The Philadelphia 76ers beat up on the Brooklyn Nets last night in what could be a preview of the Eastern Conference Finals. We didn't learn much from it, though, because James Harden, Kevin Durant, LaMarcus Aldridge and Blake Griffin did not participate for one reason or another. A depleted opposing roster was of course not reason enough for the Sixers crowd to contextualize their accomplishment and they were feeling predictably emboldened in the game's final seconds.
Chants of "KD Sucks" rained down as Joel Embiid salted things away from the free-throw line with a minute to play. Durant, wearing comfortable clothes and simply watching from afar like the rest of the ticket-holders, was confused by the turn of events.
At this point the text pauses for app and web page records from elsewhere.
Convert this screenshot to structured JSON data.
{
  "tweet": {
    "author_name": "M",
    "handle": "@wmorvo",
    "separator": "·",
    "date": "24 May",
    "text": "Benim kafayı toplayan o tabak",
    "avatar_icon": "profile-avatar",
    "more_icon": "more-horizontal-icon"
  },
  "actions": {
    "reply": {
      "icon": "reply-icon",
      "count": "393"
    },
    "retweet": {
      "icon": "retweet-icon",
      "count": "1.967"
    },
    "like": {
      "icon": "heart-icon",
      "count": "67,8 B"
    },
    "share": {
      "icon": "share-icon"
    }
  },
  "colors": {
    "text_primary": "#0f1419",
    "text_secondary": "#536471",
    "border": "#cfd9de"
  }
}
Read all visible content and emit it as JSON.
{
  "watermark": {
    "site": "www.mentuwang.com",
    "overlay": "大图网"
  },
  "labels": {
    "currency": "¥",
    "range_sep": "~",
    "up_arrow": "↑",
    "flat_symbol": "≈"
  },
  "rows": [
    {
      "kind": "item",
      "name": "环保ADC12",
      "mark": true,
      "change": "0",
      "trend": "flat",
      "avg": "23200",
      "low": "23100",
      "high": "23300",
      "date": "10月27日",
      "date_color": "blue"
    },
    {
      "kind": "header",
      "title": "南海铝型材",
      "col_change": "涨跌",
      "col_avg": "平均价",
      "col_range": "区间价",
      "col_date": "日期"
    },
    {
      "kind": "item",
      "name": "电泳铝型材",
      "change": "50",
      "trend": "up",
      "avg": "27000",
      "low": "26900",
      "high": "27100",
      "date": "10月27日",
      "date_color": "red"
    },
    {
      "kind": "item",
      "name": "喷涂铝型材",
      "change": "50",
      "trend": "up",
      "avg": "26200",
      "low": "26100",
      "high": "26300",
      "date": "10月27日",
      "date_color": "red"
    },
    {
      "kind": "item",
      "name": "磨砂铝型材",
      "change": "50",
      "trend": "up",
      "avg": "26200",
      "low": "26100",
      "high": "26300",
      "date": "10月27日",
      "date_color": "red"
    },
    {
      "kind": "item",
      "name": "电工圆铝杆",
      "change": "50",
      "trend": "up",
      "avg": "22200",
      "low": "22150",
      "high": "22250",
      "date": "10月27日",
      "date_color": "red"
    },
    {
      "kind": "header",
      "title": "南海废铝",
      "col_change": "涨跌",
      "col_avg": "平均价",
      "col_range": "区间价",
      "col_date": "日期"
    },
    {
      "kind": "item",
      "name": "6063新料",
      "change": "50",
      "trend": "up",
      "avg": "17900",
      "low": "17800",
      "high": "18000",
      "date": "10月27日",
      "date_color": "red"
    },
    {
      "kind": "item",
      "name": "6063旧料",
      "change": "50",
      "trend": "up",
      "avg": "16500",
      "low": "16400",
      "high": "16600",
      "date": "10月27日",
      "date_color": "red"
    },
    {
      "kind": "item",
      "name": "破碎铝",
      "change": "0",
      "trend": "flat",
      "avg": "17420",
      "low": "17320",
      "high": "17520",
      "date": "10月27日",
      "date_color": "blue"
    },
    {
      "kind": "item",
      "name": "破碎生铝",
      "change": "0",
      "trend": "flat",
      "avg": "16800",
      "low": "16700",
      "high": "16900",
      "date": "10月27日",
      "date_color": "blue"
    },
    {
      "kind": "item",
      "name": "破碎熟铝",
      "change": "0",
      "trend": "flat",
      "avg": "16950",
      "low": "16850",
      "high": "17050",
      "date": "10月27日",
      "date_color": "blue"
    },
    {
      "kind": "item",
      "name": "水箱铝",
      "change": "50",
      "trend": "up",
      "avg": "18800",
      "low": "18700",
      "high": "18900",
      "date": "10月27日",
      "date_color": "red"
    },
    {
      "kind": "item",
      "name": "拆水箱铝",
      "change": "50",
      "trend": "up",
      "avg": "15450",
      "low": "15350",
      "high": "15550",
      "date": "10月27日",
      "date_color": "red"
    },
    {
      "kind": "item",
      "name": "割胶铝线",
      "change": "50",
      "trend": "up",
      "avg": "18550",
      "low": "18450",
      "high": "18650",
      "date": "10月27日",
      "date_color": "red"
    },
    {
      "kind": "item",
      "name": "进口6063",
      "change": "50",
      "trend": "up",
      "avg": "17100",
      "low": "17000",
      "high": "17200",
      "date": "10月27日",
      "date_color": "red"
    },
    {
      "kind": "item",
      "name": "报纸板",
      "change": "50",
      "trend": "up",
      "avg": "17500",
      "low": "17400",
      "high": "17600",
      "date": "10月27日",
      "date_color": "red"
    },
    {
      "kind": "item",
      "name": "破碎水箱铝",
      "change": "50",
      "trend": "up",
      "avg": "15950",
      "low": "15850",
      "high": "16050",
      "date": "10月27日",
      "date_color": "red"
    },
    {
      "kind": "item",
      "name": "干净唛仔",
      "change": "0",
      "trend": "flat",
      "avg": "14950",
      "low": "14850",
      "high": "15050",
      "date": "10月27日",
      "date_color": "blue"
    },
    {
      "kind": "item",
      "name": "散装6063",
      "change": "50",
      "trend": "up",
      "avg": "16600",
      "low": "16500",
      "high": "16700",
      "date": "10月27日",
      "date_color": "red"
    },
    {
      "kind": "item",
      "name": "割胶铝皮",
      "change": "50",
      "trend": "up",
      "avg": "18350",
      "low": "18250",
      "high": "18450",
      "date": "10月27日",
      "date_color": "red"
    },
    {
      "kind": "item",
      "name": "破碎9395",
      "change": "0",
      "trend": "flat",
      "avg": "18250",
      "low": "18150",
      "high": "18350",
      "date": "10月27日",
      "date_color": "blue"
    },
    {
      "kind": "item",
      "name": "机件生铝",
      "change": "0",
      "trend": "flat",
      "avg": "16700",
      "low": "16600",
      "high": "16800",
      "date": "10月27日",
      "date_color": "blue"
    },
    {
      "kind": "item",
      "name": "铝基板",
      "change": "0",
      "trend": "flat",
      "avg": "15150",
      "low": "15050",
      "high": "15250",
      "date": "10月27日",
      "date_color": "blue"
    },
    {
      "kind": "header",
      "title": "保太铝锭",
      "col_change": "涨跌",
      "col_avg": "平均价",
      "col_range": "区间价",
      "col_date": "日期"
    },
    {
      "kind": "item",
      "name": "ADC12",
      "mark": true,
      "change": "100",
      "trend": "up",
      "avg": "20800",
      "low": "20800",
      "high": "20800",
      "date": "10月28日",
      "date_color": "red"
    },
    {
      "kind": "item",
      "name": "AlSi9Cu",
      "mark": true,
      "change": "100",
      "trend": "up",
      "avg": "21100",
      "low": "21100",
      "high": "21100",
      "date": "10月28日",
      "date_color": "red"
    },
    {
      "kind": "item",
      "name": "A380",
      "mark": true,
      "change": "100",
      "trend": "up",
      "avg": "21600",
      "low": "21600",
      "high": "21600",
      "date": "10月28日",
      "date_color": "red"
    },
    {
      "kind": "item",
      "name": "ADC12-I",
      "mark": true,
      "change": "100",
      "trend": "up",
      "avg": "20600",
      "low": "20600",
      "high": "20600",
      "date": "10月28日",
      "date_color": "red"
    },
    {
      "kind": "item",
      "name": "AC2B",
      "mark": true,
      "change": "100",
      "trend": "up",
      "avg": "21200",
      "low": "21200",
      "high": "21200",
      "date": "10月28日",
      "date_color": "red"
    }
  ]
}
Stepping into the deep recesses of the fanatical mind is always a scary endeavor and one knows that there wasn't a tremendous amount of consideration given before telling one of the most talented basketball players on the planet that he sucks even though he didn't play in the game, thus allowing his team the chance to overcome his supposed dead weight. But that doesn't make it any less stupid.
Because Durant does not suck. He has incredible talent and is a world-class Twitter poster. He is funny and real and flawed and weird in the way that all of us are to some extent. Inside that global superstar is a relatable and complex individual that is infinitely more interesting than the replacement player.
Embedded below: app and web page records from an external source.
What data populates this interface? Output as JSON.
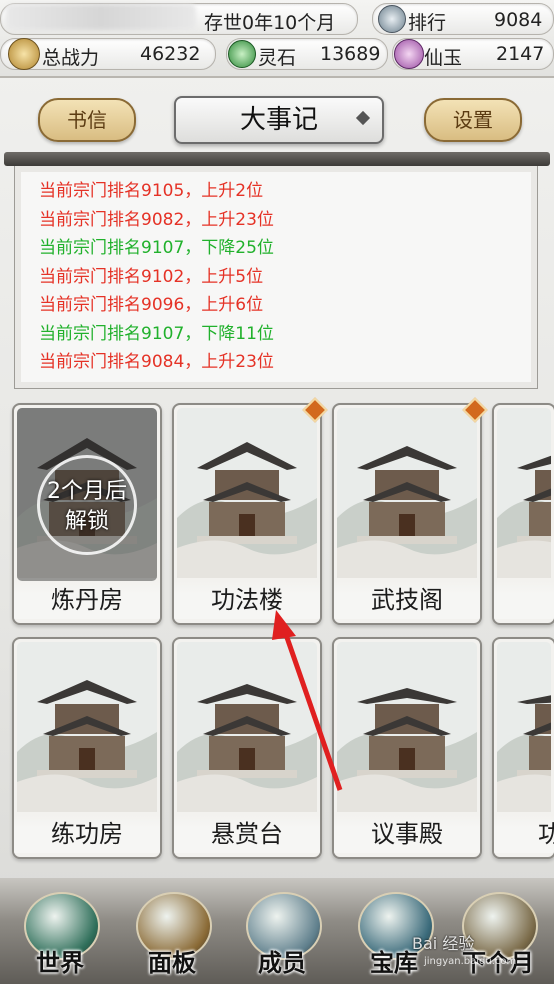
{
  "top_bar": {
    "era_label": "存世0年10个月",
    "ranking_label": "排行",
    "ranking_value": "9084",
    "power_label": "总战力",
    "power_value": "46232",
    "spirit_stone_label": "灵石",
    "spirit_stone_value": "13689",
    "jade_label": "仙玉",
    "jade_value": "2147"
  },
  "header": {
    "left_button": "书信",
    "title": "大事记",
    "right_button": "设置"
  },
  "event_log": [
    {
      "text": "当前宗门排名9105，上升2位",
      "color": "#e53226"
    },
    {
      "text": "当前宗门排名9082，上升23位",
      "color": "#e53226"
    },
    {
      "text": "当前宗门排名9107，下降25位",
      "color": "#21b12c"
    },
    {
      "text": "当前宗门排名9102，上升5位",
      "color": "#e53226"
    },
    {
      "text": "当前宗门排名9096，上升6位",
      "color": "#e53226"
    },
    {
      "text": "当前宗门排名9107，下降11位",
      "color": "#21b12c"
    },
    {
      "text": "当前宗门排名9084，上升23位",
      "color": "#e53226"
    }
  ],
  "buildings_row1": [
    {
      "name": "炼丹房",
      "locked": true,
      "lock_line1": "2个月后",
      "lock_line2": "解锁"
    },
    {
      "name": "功法楼",
      "badge": true
    },
    {
      "name": "武技阁",
      "badge": true
    },
    {
      "name": "",
      "partial": true
    }
  ],
  "buildings_row2": [
    {
      "name": "练功房"
    },
    {
      "name": "悬赏台"
    },
    {
      "name": "议事殿"
    },
    {
      "name": "功",
      "partial": true
    }
  ],
  "bottom_nav": [
    {
      "label": "世界",
      "icon": "world-icon"
    },
    {
      "label": "面板",
      "icon": "scroll-icon"
    },
    {
      "label": "成员",
      "icon": "member-icon"
    },
    {
      "label": "宝库",
      "icon": "treasury-icon"
    },
    {
      "label": "下个月",
      "icon": "next-month-icon"
    }
  ],
  "watermark": {
    "line1": "Bai 经验",
    "line2": "jingyan.baidu.com"
  },
  "colors": {
    "rise": "#e53226",
    "fall": "#21b12c",
    "accent_gold": "#d9bd82"
  }
}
Durant was a different dude in Oklahoma City than he was in Oakland and a different dude in Brooklyn than he was out West. The one constant is his innate ability to kill the opposition on the court. Which is still there on full display when he is both healthy enough and scheduled to play as the SuperNets try to pace themselves to be in peak position for the playoffs.
In 20 games this season Durant is scoring 28.2 points per contest. It's his highest total since the MVP campaign of 2013-14. He's shooting .535 from the floor, just .002 behind his career-high and is enjoying a .448 proficiency from beyond the arc and an effective FG percentage of .606. He may not be out on the floor for half the games, but when he is, it's essentially curtains.
Philadelphia may finally break through their processed ceiling this year, what with Embiid playing some all-time great ball for a big man. But the hubris of that fanbase after doing absolutely nothing of note in the playoffs and coming up small time after time is pretty rich. One need not a crystal ball to see that this needless poking of the bear is going to look a bit silly if Durant comes back and mauls them in the postseason. That is, if the Sixers even advance deep enough to force such a matchup.